[Interface dataset entries]
::::
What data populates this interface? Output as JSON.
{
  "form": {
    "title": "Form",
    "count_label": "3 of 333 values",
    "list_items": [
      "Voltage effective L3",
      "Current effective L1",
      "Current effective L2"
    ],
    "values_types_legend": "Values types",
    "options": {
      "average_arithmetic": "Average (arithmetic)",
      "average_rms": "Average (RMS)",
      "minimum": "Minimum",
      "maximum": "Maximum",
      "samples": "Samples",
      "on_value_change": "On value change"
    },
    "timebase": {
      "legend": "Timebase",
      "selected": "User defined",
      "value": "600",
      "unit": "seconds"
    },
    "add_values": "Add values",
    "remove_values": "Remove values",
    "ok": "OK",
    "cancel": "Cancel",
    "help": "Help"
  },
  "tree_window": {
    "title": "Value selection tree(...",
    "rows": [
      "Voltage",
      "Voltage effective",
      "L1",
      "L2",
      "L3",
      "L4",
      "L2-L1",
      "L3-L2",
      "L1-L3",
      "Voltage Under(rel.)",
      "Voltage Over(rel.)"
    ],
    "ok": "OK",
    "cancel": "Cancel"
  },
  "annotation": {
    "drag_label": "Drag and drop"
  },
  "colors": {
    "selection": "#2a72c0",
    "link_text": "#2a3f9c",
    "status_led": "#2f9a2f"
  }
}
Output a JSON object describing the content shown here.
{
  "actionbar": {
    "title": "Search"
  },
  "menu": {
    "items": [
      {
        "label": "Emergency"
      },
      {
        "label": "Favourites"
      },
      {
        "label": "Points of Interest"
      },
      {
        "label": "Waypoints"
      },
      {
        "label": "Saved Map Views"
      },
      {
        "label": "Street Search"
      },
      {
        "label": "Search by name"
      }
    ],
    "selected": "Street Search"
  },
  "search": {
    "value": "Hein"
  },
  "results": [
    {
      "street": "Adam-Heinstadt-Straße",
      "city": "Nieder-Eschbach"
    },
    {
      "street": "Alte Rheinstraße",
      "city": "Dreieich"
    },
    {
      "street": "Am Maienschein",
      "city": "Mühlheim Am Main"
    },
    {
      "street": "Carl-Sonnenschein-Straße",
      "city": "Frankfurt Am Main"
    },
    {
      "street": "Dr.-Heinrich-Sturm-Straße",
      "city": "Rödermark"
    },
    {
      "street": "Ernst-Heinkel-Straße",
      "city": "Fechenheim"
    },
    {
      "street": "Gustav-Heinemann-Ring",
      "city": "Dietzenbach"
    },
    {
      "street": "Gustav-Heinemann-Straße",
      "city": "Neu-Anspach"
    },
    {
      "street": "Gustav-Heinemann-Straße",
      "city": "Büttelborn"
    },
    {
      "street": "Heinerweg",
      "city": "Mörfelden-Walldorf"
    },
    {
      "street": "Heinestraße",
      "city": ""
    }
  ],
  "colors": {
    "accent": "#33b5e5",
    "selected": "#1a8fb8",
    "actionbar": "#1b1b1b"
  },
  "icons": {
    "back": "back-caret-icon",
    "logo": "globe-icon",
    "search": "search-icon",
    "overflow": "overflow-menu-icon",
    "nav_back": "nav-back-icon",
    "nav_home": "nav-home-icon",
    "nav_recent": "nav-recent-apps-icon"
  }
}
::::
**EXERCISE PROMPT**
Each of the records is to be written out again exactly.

**EXERCISE ANSWER**
What data populates this interface? Output as JSON.
{
  "form": {
    "title": "Form",
    "count_label": "3 of 333 values",
    "list_items": [
      "Voltage effective L3",
      "Current effective L1",
      "Current effective L2"
    ],
    "values_types_legend": "Values types",
    "options": {
      "average_arithmetic": "Average (arithmetic)",
      "average_rms": "Average (RMS)",
      "minimum": "Minimum",
      "maximum": "Maximum",
      "samples": "Samples",
      "on_value_change": "On value change"
    },
    "timebase": {
      "legend": "Timebase",
      "selected": "User defined",
      "value": "600",
      "unit": "seconds"
    },
    "add_values": "Add values",
    "remove_values": "Remove values",
    "ok": "OK",
    "cancel": "Cancel",
    "help": "Help"
  },
  "tree_window": {
    "title": "Value selection tree(...",
    "rows": [
      "Voltage",
      "Voltage effective",
      "L1",
      "L2",
      "L3",
      "L4",
      "L2-L1",
      "L3-L2",
      "L1-L3",
      "Voltage Under(rel.)",
      "Voltage Over(rel.)"
    ],
    "ok": "OK",
    "cancel": "Cancel"
  },
  "annotation": {
    "drag_label": "Drag and drop"
  },
  "colors": {
    "selection": "#2a72c0",
    "link_text": "#2a3f9c",
    "status_led": "#2f9a2f"
  }
}
Output a JSON object describing the content shown here.
{
  "actionbar": {
    "title": "Search"
  },
  "menu": {
    "items": [
      {
        "label": "Emergency"
      },
      {
        "label": "Favourites"
      },
      {
        "label": "Points of Interest"
      },
      {
        "label": "Waypoints"
      },
      {
        "label": "Saved Map Views"
      },
      {
        "label": "Street Search"
      },
      {
        "label": "Search by name"
      }
    ],
    "selected": "Street Search"
  },
  "search": {
    "value": "Hein"
  },
  "results": [
    {
      "street": "Adam-Heinstadt-Straße",
      "city": "Nieder-Eschbach"
    },
    {
      "street": "Alte Rheinstraße",
      "city": "Dreieich"
    },
    {
      "street": "Am Maienschein",
      "city": "Mühlheim Am Main"
    },
    {
      "street": "Carl-Sonnenschein-Straße",
      "city": "Frankfurt Am Main"
    },
    {
      "street": "Dr.-Heinrich-Sturm-Straße",
      "city": "Rödermark"
    },
    {
      "street": "Ernst-Heinkel-Straße",
      "city": "Fechenheim"
    },
    {
      "street": "Gustav-Heinemann-Ring",
      "city": "Dietzenbach"
    },
    {
      "street": "Gustav-Heinemann-Straße",
      "city": "Neu-Anspach"
    },
    {
      "street": "Gustav-Heinemann-Straße",
      "city": "Büttelborn"
    },
    {
      "street": "Heinerweg",
      "city": "Mörfelden-Walldorf"
    },
    {
      "street": "Heinestraße",
      "city": ""
    }
  ],
  "colors": {
    "accent": "#33b5e5",
    "selected": "#1a8fb8",
    "actionbar": "#1b1b1b"
  },
  "icons": {
    "back": "back-caret-icon",
    "logo": "globe-icon",
    "search": "search-icon",
    "overflow": "overflow-menu-icon",
    "nav_back": "nav-back-icon",
    "nav_home": "nav-home-icon",
    "nav_recent": "nav-recent-apps-icon"
  }
}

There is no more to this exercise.